Data items
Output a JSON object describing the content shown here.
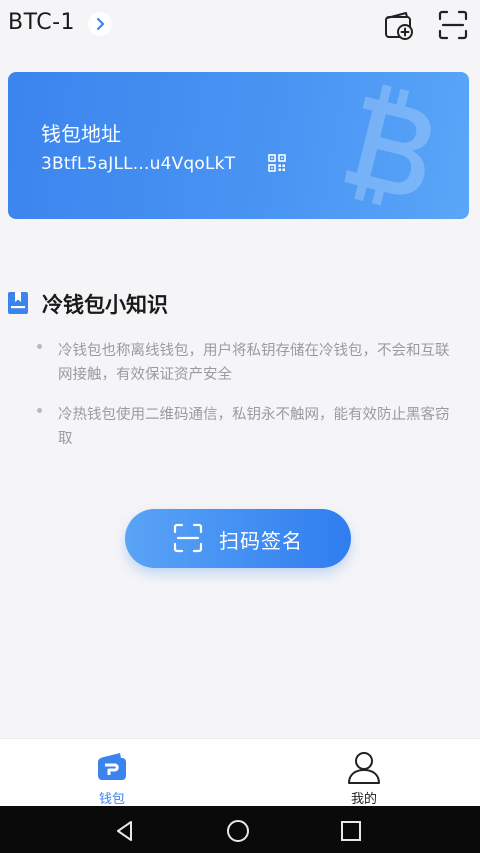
{
  "header": {
    "wallet_name": "BTC-1",
    "icons": [
      "chevron-right-icon",
      "add-wallet-icon",
      "scan-icon"
    ]
  },
  "address_card": {
    "title": "钱包地址",
    "address": "3BtfL5aJLL...u4VqoLkT",
    "icons": [
      "qr-code-icon",
      "bitcoin-watermark-icon"
    ]
  },
  "knowledge": {
    "title": "冷钱包小知识",
    "tips": [
      "冷钱包也称离线钱包，用户将私钥存储在冷钱包，不会和互联网接触，有效保证资产安全",
      "冷热钱包使用二维码通信，私钥永不触网，能有效防止黑客窃取"
    ]
  },
  "scan_button": {
    "label": "扫码签名",
    "icon": "scan-frame-icon"
  },
  "tabbar": {
    "items": [
      {
        "label": "钱包",
        "icon": "wallet-icon",
        "active": true
      },
      {
        "label": "我的",
        "icon": "user-icon",
        "active": false
      }
    ]
  },
  "colors": {
    "accent": "#3b84ee",
    "card_start": "#3b84ee",
    "card_end": "#5aa6f8",
    "tip_text": "#9a9aa0",
    "background": "#f5f5f7"
  }
}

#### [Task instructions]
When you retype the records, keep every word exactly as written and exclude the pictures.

#### [Solution below]
Output a JSON object describing the content shown here.
{
  "header": {
    "wallet_name": "BTC-1",
    "icons": [
      "chevron-right-icon",
      "add-wallet-icon",
      "scan-icon"
    ]
  },
  "address_card": {
    "title": "钱包地址",
    "address": "3BtfL5aJLL...u4VqoLkT",
    "icons": [
      "qr-code-icon",
      "bitcoin-watermark-icon"
    ]
  },
  "knowledge": {
    "title": "冷钱包小知识",
    "tips": [
      "冷钱包也称离线钱包，用户将私钥存储在冷钱包，不会和互联网接触，有效保证资产安全",
      "冷热钱包使用二维码通信，私钥永不触网，能有效防止黑客窃取"
    ]
  },
  "scan_button": {
    "label": "扫码签名",
    "icon": "scan-frame-icon"
  },
  "tabbar": {
    "items": [
      {
        "label": "钱包",
        "icon": "wallet-icon",
        "active": true
      },
      {
        "label": "我的",
        "icon": "user-icon",
        "active": false
      }
    ]
  },
  "colors": {
    "accent": "#3b84ee",
    "card_start": "#3b84ee",
    "card_end": "#5aa6f8",
    "tip_text": "#9a9aa0",
    "background": "#f5f5f7"
  }
}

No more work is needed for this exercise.